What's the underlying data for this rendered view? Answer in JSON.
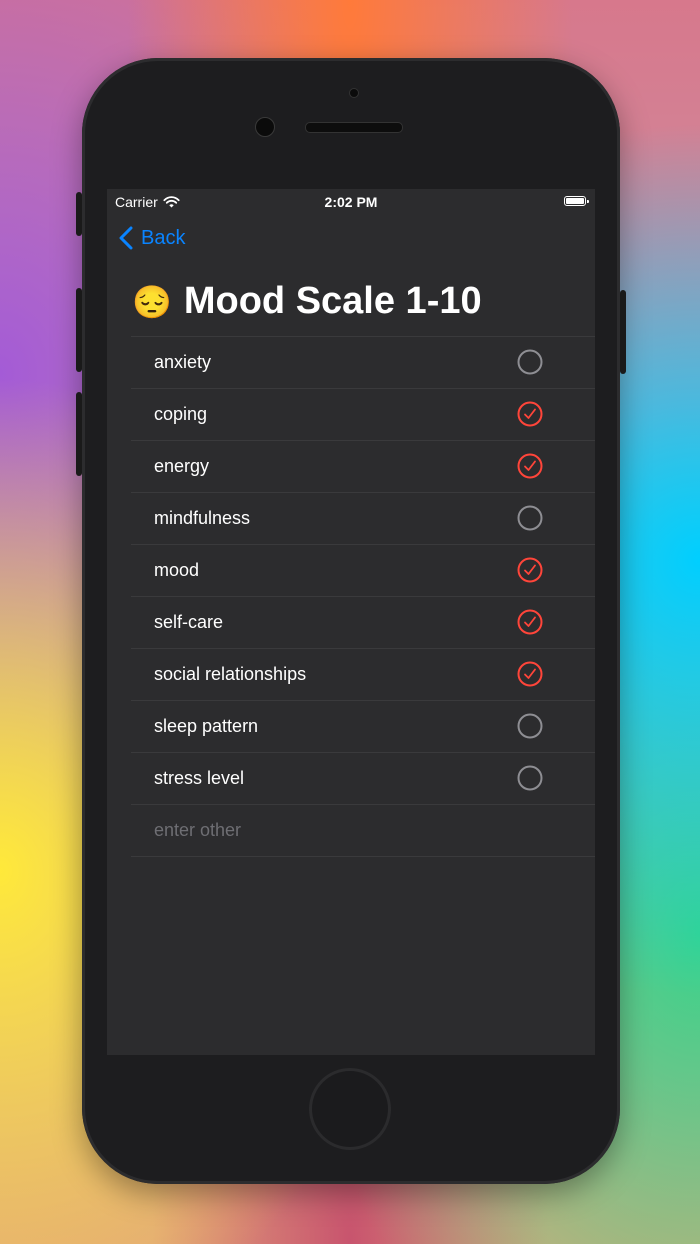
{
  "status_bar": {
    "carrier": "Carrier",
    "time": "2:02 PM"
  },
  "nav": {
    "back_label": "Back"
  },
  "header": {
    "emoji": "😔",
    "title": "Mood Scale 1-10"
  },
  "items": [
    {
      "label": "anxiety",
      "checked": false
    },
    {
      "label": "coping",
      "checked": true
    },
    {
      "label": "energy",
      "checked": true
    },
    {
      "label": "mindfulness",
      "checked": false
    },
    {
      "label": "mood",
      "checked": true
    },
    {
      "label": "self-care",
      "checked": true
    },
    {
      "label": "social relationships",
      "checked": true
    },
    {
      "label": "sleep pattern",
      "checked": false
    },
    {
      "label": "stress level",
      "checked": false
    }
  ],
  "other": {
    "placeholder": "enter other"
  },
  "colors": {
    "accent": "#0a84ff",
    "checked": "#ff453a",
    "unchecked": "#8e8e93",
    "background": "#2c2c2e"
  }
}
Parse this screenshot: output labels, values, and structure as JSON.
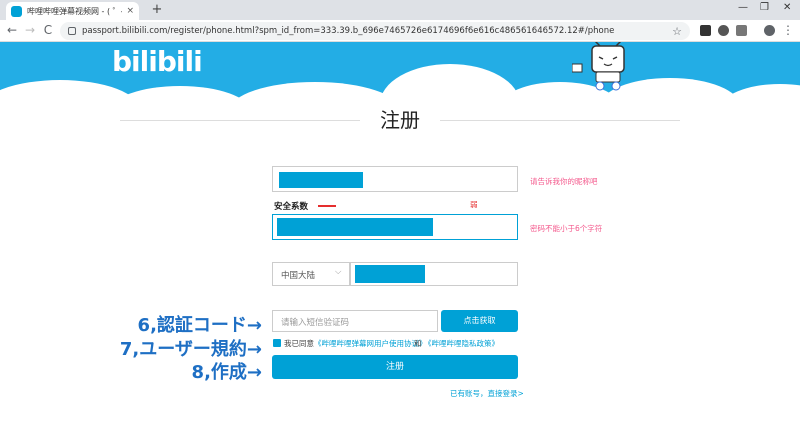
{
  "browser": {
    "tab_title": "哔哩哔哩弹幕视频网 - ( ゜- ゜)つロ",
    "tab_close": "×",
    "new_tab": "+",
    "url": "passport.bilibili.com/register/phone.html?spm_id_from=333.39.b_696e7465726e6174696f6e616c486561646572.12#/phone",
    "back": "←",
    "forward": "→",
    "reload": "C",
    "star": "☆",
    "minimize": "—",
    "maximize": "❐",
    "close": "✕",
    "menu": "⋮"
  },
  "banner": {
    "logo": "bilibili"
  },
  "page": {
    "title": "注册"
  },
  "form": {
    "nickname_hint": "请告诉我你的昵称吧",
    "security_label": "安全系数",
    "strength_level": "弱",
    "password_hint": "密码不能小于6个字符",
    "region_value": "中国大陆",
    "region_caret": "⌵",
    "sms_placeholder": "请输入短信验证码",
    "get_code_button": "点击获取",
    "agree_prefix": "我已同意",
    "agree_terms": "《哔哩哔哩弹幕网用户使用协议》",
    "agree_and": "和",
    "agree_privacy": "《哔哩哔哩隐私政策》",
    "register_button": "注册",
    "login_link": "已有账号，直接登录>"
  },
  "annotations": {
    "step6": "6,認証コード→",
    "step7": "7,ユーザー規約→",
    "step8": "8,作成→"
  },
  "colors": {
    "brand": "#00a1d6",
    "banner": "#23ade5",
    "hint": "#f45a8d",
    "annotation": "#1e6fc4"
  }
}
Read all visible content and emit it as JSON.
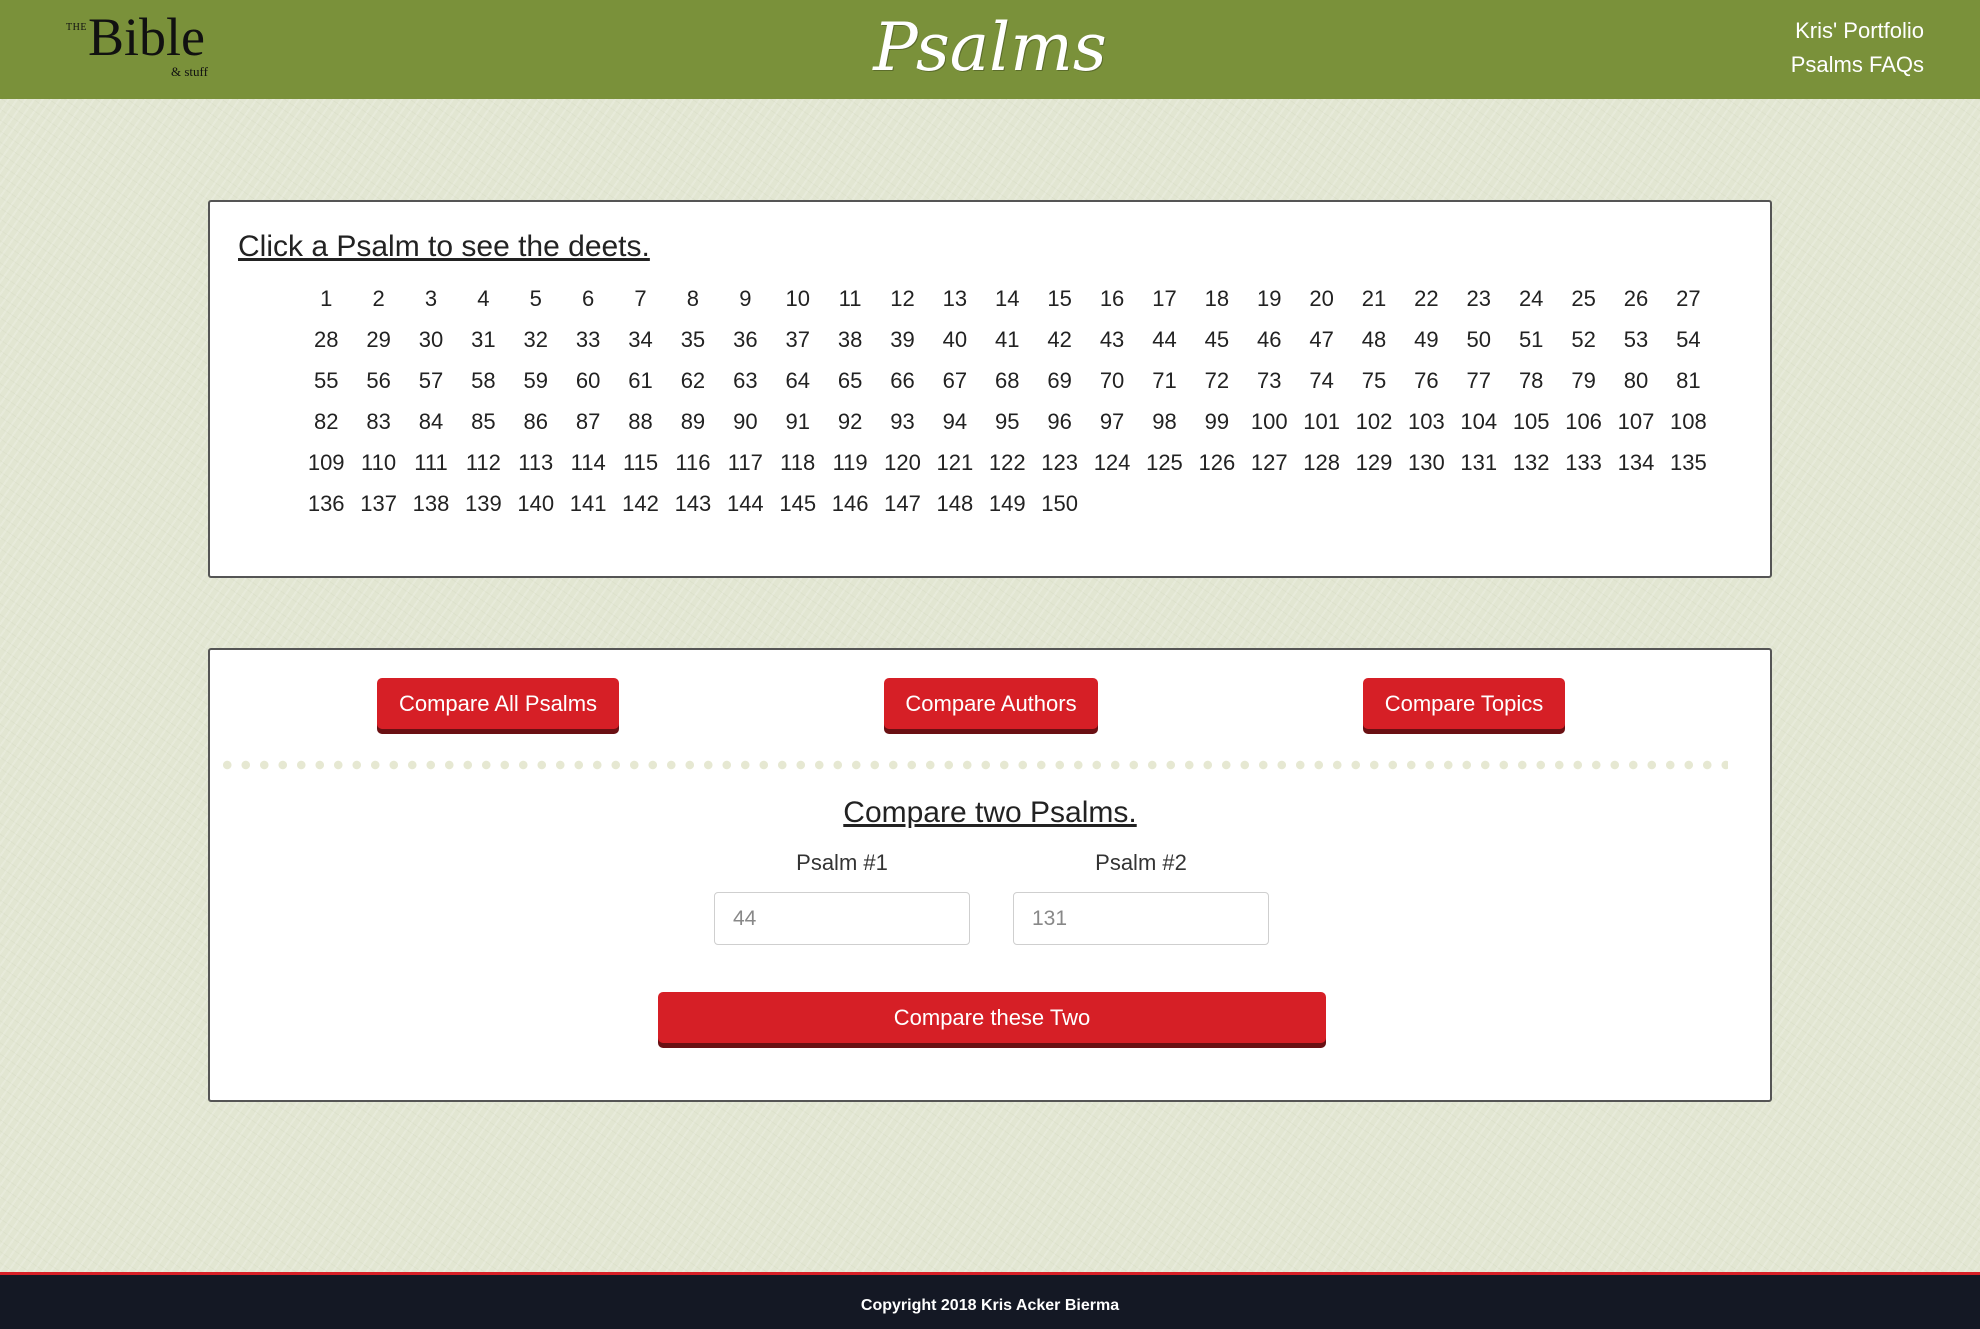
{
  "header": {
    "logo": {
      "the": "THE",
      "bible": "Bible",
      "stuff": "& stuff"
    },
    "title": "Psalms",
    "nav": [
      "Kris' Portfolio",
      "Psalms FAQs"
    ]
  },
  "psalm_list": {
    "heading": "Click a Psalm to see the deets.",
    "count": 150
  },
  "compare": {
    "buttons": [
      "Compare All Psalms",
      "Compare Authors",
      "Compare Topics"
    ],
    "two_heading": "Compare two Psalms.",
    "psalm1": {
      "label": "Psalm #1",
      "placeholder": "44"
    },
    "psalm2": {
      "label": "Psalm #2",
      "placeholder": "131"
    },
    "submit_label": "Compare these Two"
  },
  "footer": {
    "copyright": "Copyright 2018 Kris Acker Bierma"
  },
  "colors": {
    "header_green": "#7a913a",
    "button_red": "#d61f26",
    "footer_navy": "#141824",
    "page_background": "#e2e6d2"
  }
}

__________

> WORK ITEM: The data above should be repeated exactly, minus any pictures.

> FINAL ANSWER:
What's the underlying data for this rendered view? Answer in JSON.
{
  "status_bar": {
    "carrier": "Carrier",
    "time": "2:02 PM"
  },
  "nav": {
    "back_label": "Back"
  },
  "header": {
    "emoji": "😔",
    "title": "Mood Scale 1-10"
  },
  "items": [
    {
      "label": "anxiety",
      "checked": false
    },
    {
      "label": "coping",
      "checked": true
    },
    {
      "label": "energy",
      "checked": true
    },
    {
      "label": "mindfulness",
      "checked": false
    },
    {
      "label": "mood",
      "checked": true
    },
    {
      "label": "self-care",
      "checked": true
    },
    {
      "label": "social relationships",
      "checked": true
    },
    {
      "label": "sleep pattern",
      "checked": false
    },
    {
      "label": "stress level",
      "checked": false
    }
  ],
  "other": {
    "placeholder": "enter other"
  },
  "colors": {
    "accent": "#0a84ff",
    "checked": "#ff453a",
    "unchecked": "#8e8e93",
    "background": "#2c2c2e"
  }
}
Parse this screenshot: output labels, values, and structure as JSON.
{
  "browser": {
    "tab_title": "哔哩哔哩弹幕视频网 - ( ゜- ゜)つロ",
    "tab_close": "×",
    "new_tab": "+",
    "url": "passport.bilibili.com/register/phone.html?spm_id_from=333.39.b_696e7465726e6174696f6e616c486561646572.12#/phone",
    "back": "←",
    "forward": "→",
    "reload": "C",
    "star": "☆",
    "minimize": "—",
    "maximize": "❐",
    "close": "✕",
    "menu": "⋮"
  },
  "banner": {
    "logo": "bilibili"
  },
  "page": {
    "title": "注册"
  },
  "form": {
    "nickname_hint": "请告诉我你的昵称吧",
    "security_label": "安全系数",
    "strength_level": "弱",
    "password_hint": "密码不能小于6个字符",
    "region_value": "中国大陆",
    "region_caret": "⌵",
    "sms_placeholder": "请输入短信验证码",
    "get_code_button": "点击获取",
    "agree_prefix": "我已同意",
    "agree_terms": "《哔哩哔哩弹幕网用户使用协议》",
    "agree_and": "和",
    "agree_privacy": "《哔哩哔哩隐私政策》",
    "register_button": "注册",
    "login_link": "已有账号，直接登录>"
  },
  "annotations": {
    "step6": "6,認証コード→",
    "step7": "7,ユーザー規約→",
    "step8": "8,作成→"
  },
  "colors": {
    "brand": "#00a1d6",
    "banner": "#23ade5",
    "hint": "#f45a8d",
    "annotation": "#1e6fc4"
  }
}
Read all visible content and emit it as JSON.
{
  "header": {
    "logo": {
      "the": "THE",
      "bible": "Bible",
      "stuff": "& stuff"
    },
    "title": "Psalms",
    "nav": [
      "Kris' Portfolio",
      "Psalms FAQs"
    ]
  },
  "psalm_list": {
    "heading": "Click a Psalm to see the deets.",
    "count": 150
  },
  "compare": {
    "buttons": [
      "Compare All Psalms",
      "Compare Authors",
      "Compare Topics"
    ],
    "two_heading": "Compare two Psalms.",
    "psalm1": {
      "label": "Psalm #1",
      "placeholder": "44"
    },
    "psalm2": {
      "label": "Psalm #2",
      "placeholder": "131"
    },
    "submit_label": "Compare these Two"
  },
  "footer": {
    "copyright": "Copyright 2018 Kris Acker Bierma"
  },
  "colors": {
    "header_green": "#7a913a",
    "button_red": "#d61f26",
    "footer_navy": "#141824",
    "page_background": "#e2e6d2"
  }
}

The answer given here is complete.